During his years as a professional bodybuilder, Arnold made his living partly by organizing bodybuilding shows, publishing workout manuals and endorsing muscle products in the pages of Weider magazines. We have all done embarrassing things, but if Schwarzenegger is elected Governor, he will certainly be the first major American political figure to have once advertised “strong arm bracelets” with the tag line, “Are you man enough to wear them?” All along, he plotted his film career with the same determination that devised his flesh. He had started in the early ’70s with roles in movies like Hercules in New York—sometimes also titled Hercules Goes Bananas—that are good for a laugh if you can find them in video stores. Keep in mind that Ronald Reagan once made a chimp movie called Bedtime for Bonzo.
When he first hit it big in 1982 in Conan the Barbarian, there were those who doubted that he would ever move beyond myth-and-muscle vehicles. But he arrived on the scene in the post-Star Wars years, when once-despised genres like science fiction and action-adventure were raised into big-budget and big-profit status. Acting could be secondary to spectacle, and Arnold was a spectacle all by himself. Who cared whether he talked with an accent that could make a killer robot sound as if it had stepped down from a Salzburg cuckoo clock? With those early films he proved that he wasn’t just another guy in a loincloth. He used to have just his biceps.

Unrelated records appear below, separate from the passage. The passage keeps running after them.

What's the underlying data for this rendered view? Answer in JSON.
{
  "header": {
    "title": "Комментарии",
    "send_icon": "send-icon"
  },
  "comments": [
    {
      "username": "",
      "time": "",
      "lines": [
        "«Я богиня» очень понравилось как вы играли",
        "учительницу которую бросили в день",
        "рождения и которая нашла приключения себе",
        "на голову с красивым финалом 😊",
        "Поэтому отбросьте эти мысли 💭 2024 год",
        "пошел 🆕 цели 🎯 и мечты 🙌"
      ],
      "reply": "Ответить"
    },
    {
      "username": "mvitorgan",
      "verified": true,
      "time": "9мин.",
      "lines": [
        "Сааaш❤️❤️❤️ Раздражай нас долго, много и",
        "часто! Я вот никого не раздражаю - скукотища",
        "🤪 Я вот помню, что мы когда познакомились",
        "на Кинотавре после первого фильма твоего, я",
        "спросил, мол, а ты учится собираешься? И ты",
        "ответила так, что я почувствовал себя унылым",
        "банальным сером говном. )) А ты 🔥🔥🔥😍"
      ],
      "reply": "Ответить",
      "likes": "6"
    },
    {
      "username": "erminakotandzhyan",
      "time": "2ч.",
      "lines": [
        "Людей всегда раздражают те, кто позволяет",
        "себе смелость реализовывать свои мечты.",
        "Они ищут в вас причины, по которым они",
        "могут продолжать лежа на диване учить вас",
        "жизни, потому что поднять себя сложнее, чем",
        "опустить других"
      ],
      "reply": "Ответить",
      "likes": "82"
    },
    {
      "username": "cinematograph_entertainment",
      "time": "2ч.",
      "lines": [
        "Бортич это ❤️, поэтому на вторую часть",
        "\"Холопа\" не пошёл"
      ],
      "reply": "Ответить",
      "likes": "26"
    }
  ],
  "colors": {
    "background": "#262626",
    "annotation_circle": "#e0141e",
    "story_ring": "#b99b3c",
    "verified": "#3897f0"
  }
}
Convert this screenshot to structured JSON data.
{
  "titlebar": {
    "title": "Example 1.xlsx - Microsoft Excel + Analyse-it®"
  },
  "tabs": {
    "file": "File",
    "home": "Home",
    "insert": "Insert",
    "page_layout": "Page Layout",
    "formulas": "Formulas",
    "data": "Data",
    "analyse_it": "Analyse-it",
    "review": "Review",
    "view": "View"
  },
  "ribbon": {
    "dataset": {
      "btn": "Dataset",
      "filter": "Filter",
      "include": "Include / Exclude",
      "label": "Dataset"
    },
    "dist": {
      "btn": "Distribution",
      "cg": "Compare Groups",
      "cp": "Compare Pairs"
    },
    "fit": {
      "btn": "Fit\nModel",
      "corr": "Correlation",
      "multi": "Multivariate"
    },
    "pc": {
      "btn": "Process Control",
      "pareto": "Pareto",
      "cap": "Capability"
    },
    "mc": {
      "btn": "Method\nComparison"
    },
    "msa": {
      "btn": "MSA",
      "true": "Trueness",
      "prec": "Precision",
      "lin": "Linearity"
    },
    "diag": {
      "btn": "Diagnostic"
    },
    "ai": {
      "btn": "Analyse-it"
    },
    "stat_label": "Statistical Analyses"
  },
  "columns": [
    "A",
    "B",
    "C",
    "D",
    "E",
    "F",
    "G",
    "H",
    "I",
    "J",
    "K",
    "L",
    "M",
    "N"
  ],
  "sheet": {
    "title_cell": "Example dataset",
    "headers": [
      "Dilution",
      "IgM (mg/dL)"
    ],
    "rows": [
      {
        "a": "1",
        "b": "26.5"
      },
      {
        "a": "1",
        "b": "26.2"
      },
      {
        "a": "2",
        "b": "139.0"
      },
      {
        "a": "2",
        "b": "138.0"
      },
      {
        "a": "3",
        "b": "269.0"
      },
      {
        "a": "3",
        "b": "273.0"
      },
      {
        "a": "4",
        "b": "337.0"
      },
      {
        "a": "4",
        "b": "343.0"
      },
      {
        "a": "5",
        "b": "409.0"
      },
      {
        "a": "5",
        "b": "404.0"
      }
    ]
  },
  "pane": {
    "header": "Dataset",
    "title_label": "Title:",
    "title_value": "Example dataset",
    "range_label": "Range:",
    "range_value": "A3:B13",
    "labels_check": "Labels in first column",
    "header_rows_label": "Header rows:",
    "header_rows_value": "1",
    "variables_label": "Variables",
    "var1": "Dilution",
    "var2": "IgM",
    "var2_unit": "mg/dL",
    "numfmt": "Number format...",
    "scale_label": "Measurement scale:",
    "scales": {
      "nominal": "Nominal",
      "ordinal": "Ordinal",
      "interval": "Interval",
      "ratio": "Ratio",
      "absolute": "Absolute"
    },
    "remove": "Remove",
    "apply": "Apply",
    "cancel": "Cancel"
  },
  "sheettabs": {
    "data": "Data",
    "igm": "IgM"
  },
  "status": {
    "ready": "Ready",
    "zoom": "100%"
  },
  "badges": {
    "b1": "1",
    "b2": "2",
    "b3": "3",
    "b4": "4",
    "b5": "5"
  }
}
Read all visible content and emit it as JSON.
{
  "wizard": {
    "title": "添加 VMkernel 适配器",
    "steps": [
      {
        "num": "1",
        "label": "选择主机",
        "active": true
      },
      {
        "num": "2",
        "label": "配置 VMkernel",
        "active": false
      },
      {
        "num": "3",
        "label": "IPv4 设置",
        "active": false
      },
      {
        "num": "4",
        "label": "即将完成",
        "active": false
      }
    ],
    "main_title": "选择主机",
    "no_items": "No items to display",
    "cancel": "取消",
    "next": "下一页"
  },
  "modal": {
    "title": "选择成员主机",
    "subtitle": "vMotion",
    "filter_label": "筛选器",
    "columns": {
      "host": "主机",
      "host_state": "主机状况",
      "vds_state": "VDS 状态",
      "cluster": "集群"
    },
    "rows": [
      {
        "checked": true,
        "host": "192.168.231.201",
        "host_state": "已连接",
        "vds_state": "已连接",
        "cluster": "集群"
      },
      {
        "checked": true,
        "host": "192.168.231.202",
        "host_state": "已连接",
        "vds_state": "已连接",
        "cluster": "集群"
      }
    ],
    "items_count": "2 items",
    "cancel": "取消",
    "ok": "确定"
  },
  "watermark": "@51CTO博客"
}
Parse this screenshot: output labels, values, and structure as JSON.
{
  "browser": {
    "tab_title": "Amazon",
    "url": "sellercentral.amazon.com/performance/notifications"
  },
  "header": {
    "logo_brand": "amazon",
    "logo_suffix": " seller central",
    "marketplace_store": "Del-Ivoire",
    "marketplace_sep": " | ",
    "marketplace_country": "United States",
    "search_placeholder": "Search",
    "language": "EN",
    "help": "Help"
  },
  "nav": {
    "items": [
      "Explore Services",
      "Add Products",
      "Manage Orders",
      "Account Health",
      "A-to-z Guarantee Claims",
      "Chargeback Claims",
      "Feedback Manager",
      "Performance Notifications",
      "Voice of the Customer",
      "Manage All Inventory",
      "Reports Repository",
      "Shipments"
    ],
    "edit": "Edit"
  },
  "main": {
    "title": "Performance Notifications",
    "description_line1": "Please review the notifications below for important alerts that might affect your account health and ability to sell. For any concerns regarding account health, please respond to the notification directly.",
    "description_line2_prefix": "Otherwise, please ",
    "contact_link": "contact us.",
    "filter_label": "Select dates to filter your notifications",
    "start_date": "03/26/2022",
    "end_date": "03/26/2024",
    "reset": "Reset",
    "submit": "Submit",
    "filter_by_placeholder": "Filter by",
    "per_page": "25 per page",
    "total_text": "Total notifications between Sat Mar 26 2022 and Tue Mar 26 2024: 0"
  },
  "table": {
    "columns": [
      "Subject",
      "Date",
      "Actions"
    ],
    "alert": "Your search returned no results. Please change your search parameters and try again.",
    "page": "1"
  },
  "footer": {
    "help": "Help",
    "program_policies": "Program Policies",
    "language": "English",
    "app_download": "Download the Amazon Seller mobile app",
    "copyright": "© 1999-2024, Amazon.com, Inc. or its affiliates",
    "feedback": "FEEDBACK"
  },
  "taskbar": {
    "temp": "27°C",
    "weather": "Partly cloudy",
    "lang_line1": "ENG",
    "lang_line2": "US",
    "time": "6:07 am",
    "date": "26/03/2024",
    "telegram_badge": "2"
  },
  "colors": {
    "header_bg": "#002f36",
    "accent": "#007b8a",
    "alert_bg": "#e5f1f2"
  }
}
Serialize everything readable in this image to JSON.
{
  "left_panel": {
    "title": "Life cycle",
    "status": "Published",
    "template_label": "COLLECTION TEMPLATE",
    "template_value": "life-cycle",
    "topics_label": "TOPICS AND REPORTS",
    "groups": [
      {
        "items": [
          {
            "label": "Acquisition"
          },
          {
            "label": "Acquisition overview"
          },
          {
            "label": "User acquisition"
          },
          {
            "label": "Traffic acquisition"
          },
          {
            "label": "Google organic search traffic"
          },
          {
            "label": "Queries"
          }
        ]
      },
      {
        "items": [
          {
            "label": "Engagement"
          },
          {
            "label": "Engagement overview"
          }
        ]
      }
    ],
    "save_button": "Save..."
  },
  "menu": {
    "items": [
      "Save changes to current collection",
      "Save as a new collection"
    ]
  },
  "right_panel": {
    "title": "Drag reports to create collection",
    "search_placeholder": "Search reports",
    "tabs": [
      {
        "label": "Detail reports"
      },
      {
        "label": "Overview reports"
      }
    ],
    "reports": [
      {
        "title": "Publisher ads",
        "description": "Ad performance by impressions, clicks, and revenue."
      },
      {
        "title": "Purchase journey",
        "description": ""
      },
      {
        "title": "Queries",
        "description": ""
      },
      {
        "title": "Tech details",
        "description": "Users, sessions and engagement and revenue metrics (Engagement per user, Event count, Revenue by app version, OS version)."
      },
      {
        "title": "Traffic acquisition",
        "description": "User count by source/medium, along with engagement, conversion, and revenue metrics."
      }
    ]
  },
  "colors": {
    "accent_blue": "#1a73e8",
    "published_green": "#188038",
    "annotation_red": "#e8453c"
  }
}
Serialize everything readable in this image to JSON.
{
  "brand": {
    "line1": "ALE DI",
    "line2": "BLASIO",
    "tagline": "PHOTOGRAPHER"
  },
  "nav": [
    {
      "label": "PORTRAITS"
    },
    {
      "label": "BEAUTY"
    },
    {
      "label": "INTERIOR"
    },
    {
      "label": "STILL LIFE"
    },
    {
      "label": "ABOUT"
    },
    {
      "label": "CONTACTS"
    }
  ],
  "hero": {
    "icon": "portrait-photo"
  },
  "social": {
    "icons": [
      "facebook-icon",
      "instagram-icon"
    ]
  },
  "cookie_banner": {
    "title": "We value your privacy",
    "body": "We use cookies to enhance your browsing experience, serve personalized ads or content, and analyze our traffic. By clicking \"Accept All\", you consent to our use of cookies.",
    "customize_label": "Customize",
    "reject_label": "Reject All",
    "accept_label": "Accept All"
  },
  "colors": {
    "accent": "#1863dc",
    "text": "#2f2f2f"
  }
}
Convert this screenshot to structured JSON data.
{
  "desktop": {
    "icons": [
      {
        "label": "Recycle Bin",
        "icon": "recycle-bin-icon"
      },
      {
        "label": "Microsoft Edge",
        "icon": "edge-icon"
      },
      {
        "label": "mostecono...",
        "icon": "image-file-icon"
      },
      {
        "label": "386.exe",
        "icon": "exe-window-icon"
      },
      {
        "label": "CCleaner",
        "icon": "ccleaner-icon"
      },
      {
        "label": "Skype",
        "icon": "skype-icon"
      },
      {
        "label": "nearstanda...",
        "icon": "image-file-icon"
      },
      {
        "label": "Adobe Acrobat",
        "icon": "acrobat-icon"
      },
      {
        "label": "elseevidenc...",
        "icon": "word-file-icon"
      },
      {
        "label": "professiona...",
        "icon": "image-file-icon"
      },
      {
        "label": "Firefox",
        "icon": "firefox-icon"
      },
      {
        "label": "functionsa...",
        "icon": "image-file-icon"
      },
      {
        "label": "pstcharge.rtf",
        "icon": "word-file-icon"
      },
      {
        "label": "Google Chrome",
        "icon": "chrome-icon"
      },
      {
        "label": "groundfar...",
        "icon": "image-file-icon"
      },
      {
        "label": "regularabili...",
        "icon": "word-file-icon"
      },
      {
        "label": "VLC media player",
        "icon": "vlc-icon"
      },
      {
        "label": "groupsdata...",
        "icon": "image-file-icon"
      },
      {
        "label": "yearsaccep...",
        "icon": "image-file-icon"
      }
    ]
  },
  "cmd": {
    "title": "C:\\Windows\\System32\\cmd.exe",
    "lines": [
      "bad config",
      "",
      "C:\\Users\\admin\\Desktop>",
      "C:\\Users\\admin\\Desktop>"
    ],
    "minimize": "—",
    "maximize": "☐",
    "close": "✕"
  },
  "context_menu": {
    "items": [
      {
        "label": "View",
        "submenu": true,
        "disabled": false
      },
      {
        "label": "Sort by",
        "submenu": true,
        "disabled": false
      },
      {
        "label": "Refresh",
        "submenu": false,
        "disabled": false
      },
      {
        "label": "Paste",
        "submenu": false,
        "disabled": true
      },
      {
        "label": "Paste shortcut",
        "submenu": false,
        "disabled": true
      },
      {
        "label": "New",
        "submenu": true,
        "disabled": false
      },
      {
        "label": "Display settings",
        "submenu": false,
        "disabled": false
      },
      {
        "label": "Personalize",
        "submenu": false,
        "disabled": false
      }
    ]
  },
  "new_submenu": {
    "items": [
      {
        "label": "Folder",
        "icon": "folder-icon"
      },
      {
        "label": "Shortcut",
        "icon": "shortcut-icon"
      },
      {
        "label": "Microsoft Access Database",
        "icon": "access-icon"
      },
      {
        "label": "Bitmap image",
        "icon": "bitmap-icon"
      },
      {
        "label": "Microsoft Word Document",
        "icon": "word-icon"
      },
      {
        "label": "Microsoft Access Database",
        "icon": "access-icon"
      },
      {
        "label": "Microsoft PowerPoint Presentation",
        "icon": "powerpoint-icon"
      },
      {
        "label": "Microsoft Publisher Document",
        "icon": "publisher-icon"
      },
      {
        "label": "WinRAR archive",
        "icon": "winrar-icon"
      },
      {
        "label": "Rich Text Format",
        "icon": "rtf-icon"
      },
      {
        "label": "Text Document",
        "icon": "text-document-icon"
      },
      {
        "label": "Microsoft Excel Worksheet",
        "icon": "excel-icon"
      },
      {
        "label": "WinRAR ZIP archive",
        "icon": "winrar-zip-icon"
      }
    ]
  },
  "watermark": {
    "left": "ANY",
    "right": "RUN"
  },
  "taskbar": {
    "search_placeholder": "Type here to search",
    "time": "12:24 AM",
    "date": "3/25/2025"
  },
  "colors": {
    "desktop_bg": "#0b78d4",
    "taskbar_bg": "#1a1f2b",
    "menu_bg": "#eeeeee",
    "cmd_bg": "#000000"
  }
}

Now he could flex his box office.
And soon his political muscles. By 1988 he was campaigning aggressively for George Bush, telling crowds that Michael Dukakis would be the real Terminator if he ever made it to Washington. A grateful Bush later made Schwarzenegger the chairman of the President’s Council on Physical Fitness and Sports, a position that gave Arnold the power to talk to school groups about fitness and conduct push-up drills for Colin Powell on the White House lawn.
The position that Arnold has in mind for himself requires more than muscle. Now that he has a campaign, he has been assembling a team that includes several veterans who helped get former California Governor Pete Wilson elected. The first thing they need to do is move past messages like the one Arnold delivered last week: “We have to make sure everyone in California has a fantastic job.” We know he has a fantastic job in mind for himself. What he might have in store for other Californians is hard to say.
—Reported by Jeffrey Ressner/ Los Angeles and Angela Leuker/Vienna